■ Dataset items:
BEGIN
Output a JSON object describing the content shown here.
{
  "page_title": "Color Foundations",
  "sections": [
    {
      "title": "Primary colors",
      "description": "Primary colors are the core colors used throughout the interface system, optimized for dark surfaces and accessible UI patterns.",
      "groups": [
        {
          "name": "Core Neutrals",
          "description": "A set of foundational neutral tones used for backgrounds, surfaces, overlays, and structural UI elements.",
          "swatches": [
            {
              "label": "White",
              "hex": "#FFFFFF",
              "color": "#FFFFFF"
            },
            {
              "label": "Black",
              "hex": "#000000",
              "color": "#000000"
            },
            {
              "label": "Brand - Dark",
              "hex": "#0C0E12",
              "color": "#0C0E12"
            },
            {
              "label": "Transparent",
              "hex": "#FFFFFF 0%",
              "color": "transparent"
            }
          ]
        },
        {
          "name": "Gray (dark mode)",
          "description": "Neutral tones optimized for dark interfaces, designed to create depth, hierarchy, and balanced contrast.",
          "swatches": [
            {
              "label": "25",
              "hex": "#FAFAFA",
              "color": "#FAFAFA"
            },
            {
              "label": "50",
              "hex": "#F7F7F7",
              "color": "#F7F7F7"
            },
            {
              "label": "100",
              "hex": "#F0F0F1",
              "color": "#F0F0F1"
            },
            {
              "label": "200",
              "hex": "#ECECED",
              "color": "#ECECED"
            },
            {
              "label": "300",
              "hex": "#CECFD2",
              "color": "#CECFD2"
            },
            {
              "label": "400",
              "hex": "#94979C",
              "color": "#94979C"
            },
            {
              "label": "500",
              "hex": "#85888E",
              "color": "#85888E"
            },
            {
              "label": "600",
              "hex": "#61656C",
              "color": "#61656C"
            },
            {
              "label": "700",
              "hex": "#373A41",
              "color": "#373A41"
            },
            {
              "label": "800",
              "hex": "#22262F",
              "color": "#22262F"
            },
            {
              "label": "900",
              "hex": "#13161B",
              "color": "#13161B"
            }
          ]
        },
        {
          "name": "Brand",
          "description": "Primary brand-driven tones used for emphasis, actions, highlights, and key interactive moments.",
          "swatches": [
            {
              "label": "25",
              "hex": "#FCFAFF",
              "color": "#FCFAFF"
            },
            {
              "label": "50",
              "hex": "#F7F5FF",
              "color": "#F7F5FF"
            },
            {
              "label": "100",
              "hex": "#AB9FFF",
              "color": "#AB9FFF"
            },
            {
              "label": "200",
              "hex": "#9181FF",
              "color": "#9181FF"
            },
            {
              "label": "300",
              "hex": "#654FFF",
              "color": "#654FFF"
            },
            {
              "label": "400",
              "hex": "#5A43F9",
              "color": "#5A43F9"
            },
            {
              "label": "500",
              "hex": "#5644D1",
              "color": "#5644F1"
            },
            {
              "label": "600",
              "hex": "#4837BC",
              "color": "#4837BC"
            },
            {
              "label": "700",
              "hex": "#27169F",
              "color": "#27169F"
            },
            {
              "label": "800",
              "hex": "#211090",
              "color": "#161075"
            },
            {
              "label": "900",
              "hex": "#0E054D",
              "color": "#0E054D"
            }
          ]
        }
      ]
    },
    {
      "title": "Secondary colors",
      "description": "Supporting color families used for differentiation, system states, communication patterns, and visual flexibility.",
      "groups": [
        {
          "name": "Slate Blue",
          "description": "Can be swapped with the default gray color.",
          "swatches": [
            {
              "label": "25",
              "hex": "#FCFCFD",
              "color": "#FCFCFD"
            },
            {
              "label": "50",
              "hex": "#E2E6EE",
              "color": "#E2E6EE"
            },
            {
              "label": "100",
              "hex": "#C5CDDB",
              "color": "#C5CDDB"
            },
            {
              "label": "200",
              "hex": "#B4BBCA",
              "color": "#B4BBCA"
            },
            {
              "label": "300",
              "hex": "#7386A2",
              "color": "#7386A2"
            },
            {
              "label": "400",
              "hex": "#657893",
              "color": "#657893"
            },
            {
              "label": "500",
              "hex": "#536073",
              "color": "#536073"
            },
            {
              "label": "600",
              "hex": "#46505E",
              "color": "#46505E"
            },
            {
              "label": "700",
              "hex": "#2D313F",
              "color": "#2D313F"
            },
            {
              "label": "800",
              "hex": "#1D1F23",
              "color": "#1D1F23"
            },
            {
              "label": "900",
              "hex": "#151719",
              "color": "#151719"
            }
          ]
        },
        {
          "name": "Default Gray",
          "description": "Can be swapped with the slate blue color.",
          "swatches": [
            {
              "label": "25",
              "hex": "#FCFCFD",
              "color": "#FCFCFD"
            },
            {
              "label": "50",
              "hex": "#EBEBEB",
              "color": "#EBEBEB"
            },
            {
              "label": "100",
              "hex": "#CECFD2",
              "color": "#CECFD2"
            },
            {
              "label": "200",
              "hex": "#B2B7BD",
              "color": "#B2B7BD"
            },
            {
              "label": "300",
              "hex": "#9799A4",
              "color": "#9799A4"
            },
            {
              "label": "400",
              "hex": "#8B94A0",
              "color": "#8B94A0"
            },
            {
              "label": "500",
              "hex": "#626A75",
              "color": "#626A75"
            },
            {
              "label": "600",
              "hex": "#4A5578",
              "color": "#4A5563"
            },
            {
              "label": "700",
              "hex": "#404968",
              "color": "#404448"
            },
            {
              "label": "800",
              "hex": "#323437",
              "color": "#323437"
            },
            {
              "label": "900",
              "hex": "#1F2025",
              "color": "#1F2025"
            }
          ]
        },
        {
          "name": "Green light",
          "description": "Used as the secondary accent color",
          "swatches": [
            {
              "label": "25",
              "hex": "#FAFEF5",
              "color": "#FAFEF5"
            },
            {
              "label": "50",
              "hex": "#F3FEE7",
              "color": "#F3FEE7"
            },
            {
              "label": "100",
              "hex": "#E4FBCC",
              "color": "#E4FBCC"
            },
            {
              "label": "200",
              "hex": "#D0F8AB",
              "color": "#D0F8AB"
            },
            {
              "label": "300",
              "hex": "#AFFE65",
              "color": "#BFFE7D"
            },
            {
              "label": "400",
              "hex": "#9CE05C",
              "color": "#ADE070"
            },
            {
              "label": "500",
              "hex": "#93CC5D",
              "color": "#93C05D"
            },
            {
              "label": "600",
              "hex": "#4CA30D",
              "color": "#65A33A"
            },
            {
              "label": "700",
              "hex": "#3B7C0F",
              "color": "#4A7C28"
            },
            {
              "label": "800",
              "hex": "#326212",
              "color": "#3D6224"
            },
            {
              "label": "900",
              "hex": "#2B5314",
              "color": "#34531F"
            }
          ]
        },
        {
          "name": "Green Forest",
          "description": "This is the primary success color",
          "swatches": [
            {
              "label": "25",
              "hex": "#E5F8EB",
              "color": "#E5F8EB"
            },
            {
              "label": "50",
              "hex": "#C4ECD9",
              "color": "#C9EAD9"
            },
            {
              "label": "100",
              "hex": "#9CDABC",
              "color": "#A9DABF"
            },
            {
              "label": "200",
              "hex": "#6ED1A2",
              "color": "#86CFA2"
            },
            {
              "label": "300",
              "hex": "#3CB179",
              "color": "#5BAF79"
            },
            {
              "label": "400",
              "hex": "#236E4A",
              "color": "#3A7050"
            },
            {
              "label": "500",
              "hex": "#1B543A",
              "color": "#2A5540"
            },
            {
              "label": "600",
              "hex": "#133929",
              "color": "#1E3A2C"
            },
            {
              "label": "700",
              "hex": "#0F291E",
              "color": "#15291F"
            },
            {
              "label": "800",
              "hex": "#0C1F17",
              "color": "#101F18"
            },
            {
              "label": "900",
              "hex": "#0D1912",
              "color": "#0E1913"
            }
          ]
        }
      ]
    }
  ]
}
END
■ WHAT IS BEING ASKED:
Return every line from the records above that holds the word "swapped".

■ EXERCISE SOLUTION:
          "description": "Can be swapped with the default gray color.",
          "description": "Can be swapped with the slate blue color.",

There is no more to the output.